first of all, let me thank you for your paper on “Communication of the Humanities and Social Sciences”, which has greatly inspired me!
As for Herbert Simon, I did not mention him explicitly, but I did refer to his notion of bounded rationality as a foundation of the “economics of complexity”. In particular, regarding AI, what I have criticized is the opinion of some economists who think that the advent and development of AI leads to perfect rationality, as AI agents will have infinite computational power and thus their behavior can be described by the analytic apparatus of marginalism, which Simon rejected.
Do you think otherwise?
Thank you for your kind response.
Yes, I agree with you on the relevance of “bounded rationality” as a foundation of the “economics of complexity”.
I was thinking that Herbert Simon is also a great illustration of a transdisciplinary individual (awarded by both the Nobel prize in economy and the Turing prize in computer science, great system theorist…) … maybe a primary source of inspiration to forge the new “economics–engineering alliance” that you nicely describe (but maybe this is just a personal opinion, just to share my thought with you).
yes, I agree with you.
Thank you for a very interesting and much needed blogpost and paper, Sergio. Your blogpost triggered a few thoughts for me…
My initial thought from your post was that the inclusion of a genuine Transdisciplinary (TD) vision for tertiary education within the existing structure of siloed disciplinary faculties, suggests the need for transformation in the way universities are currently structured and disciplines/academics are rewarded and incentivised to collaborate….which of course is challenging (but with some promising developments globally).
I highly appreciate your reflection and recognition for the inclusion for the ‘social dimensions’ (i.e. attention to human beings in society, social responsibility etc.) in engineering and economics curriculum. And just to note, these dimensions are highly developed in many humanities and social sciences curriculums….. Therefore a closer step toward developing a genuine, collaborative TD response to AI (artificial intelligence) challenges would be to include the ‘experts on social dimensions of socio-technical change – AI’ i.e. humanities and social science (HASS) disciplines/curriculums/discourses at the very beginning of such as endeavour. This is particularly important to ensure there is ‘broad’ TD input, rather than ‘narrow’ TD which relegates the perspective of social dimensions of AI to engineering and economics perspectives (unfortunately this week sees another HASS faculty from a major Australian university disbanded! in favour of investment in STEM disciplines, this seems to suggest a lack of appreciation for HASS perspectives and expertise…:(

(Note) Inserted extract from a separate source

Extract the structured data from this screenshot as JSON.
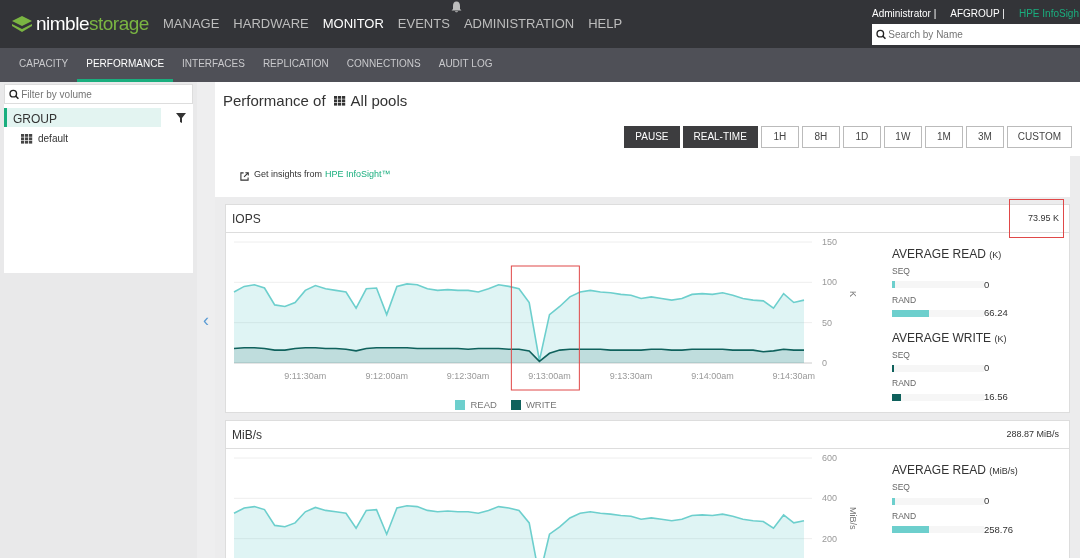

One final thought is that I do believe that STEM disciplines/academics (and all disciplines/academics for that matter!) would significantly benefit from a critical reflection on their own epistemological and ontological stance i.e. how do they know what they know, and why do they act how they act, in relation to their theoretical, methodological and data-driven decisions (particularly important when considering the ethical challenges AI presents to society in the very near future)
Thank you so much for your post, I really enjoyed reading it!
thanks for your appreciation and for the comments that I fully agree with. In my paper, I focus on the relationships between a social discipline (economics) and a STEM discipline (engineering), but I agree that a genuine response to the changes induced by artificial intelligence absolutely requires the inclusion of HASS disciplines. I believe that the real challenge on our part is to propose solutions that can be implemented in practice and give the right balance between specialization and transdisciplinarity, thinking first of all that the latter is also, as I write in the paper, a “way of being of researchers and scientists, i.e., integral thinkers who are mindful or conscious of the need for plurality”. This not only implies profoundly innovating, as you correctly say, the structure and incentives of universities, but also taking action in the previous formative phases.